Repeat the records. Match each character exactly.

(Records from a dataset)
____

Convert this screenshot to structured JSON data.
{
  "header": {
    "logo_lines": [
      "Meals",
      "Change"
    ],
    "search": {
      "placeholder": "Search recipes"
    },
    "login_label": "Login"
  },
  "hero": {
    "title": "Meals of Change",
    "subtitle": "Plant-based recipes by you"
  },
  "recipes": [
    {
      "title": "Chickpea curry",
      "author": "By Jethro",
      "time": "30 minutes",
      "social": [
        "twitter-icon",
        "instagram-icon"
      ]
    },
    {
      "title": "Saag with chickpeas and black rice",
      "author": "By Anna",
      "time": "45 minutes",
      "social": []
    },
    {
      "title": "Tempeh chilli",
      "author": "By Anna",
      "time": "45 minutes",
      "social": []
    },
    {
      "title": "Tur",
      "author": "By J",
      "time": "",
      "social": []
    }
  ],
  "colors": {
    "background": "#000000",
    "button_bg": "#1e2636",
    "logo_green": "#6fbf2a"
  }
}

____

Answer to this exercise
Convert this screenshot to structured JSON data.
{
  "header": {
    "logo_lines": [
      "Meals",
      "Change"
    ],
    "search": {
      "placeholder": "Search recipes"
    },
    "login_label": "Login"
  },
  "hero": {
    "title": "Meals of Change",
    "subtitle": "Plant-based recipes by you"
  },
  "recipes": [
    {
      "title": "Chickpea curry",
      "author": "By Jethro",
      "time": "30 minutes",
      "social": [
        "twitter-icon",
        "instagram-icon"
      ]
    },
    {
      "title": "Saag with chickpeas and black rice",
      "author": "By Anna",
      "time": "45 minutes",
      "social": []
    },
    {
      "title": "Tempeh chilli",
      "author": "By Anna",
      "time": "45 minutes",
      "social": []
    },
    {
      "title": "Tur",
      "author": "By J",
      "time": "",
      "social": []
    }
  ],
  "colors": {
    "background": "#000000",
    "button_bg": "#1e2636",
    "logo_green": "#6fbf2a"
  }
}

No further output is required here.